The Firefly is a 1937 musical film starring Jeanette MacDonald and Allan Jones. The film is an adaptation of the operetta of the same name by composer Rudolf Friml and librettist Otto A. Harbach that premiered on Broadway in 1912. The film used nearly all of the music from the operetta but jettisoned the plot in favor of a new storyline set in Spain during the time of the Emperor Napoleon I. It added a new song, "The Donkey Serenade", which became extremely popular, as was one of the Friml songs, "Giannina Mia". The original release prints of the film were elaborately tinted with Sepia-Blue, Sepia-Orange and Sepia-Blue-Pink.

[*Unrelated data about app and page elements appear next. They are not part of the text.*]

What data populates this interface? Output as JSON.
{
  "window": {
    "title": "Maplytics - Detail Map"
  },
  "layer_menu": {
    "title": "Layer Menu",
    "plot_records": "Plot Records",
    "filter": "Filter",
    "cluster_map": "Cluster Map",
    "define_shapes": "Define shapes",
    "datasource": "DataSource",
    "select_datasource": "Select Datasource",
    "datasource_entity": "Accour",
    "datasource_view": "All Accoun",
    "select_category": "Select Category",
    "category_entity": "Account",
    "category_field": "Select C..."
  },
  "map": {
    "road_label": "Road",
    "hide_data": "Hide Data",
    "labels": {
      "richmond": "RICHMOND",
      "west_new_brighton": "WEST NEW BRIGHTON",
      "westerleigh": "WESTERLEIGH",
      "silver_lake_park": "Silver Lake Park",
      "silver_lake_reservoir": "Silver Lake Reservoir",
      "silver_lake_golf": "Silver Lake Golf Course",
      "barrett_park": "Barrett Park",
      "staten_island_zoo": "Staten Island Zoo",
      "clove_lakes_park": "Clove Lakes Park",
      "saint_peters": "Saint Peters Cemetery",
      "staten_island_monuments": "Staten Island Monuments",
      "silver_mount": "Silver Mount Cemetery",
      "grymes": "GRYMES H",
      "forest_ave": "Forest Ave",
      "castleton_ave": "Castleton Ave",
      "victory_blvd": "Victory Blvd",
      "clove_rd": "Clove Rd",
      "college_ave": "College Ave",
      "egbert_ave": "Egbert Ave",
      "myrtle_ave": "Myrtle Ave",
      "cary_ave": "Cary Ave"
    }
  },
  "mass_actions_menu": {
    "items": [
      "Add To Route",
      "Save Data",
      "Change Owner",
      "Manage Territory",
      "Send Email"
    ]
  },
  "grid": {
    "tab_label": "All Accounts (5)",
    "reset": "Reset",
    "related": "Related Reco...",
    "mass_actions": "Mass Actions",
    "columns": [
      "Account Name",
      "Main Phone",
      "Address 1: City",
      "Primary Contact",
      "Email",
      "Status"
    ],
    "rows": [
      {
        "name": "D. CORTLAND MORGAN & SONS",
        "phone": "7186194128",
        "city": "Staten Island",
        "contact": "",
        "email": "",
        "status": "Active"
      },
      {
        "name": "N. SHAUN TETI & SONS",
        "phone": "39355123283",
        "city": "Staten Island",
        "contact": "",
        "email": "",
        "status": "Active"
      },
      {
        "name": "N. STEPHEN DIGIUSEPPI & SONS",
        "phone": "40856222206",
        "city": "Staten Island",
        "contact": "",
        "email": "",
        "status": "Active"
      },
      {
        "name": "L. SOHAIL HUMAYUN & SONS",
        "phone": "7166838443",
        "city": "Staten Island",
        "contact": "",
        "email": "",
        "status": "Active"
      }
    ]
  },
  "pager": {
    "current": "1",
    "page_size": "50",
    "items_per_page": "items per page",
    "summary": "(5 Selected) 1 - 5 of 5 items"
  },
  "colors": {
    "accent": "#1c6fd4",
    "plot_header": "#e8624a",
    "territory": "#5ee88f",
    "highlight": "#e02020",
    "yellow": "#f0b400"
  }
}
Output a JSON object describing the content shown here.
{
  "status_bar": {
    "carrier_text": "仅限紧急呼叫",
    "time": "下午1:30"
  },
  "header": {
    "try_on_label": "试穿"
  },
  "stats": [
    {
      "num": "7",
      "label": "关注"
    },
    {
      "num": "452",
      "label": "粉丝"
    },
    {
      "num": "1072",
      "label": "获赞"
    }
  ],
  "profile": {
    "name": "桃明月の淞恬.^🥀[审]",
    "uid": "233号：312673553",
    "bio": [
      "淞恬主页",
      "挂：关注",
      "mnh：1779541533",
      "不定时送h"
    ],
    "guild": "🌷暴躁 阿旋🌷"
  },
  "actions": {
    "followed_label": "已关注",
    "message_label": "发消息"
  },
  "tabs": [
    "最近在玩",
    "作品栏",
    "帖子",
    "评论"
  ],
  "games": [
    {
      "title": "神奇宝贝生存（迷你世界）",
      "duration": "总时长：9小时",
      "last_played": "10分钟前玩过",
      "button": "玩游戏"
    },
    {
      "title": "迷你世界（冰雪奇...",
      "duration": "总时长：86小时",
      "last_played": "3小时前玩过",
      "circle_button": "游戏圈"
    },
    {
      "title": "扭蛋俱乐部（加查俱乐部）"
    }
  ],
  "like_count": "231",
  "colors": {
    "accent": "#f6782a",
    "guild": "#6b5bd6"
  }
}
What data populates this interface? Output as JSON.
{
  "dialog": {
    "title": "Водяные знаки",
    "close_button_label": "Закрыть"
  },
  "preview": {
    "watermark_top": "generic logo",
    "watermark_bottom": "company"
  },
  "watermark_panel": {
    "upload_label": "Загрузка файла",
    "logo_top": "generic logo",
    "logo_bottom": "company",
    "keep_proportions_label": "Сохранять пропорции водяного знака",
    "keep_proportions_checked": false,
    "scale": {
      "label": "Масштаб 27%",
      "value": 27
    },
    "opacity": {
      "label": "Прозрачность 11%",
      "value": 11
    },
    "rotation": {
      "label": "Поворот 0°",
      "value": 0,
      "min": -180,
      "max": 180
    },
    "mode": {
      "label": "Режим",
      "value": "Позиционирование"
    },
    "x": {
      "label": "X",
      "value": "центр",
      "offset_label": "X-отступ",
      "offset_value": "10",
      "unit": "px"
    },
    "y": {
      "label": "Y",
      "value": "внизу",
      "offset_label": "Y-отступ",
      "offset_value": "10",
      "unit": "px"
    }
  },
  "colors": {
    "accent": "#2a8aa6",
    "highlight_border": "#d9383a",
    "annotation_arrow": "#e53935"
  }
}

New Moon is a 1930 black-and-white American, pre-Code romantic/drama/melodrama musical film version of the operetta The New Moon, with music by Sigmund Romberg and book and lyrics by Oscar Hammerstein II and others. The original stage version premiered on Broadway in 1928. The 1930 film is also known as Komissa Strogoff in Greece, Nymånen in Denmark and Passione cosacca in Italy. A second adaptation, also titled New Moon, was released in 1940.
Wildflower or The Wildflower, is a musical in three acts with book and lyrics by Otto Harbach and Oscar Hammerstein II and music by Herbert Stothart and Vincent Youmans. The plot concerns a pretty Italian farmgirl, Nina, who has a fiery temper. She stands to inherit a fortune provided that she can keep her temper under control for six months. If she fails, the money goes to her cousin Bianca, who tries to provoke her. She manages to do it, and gets the money, as well as her man, Guido. Several of the songs were published, among which "Bambalina" and the title song were the most popular. The musical proved to be Day's last Broadway show before moving to London.
All Aboard for Dixie otto harbach.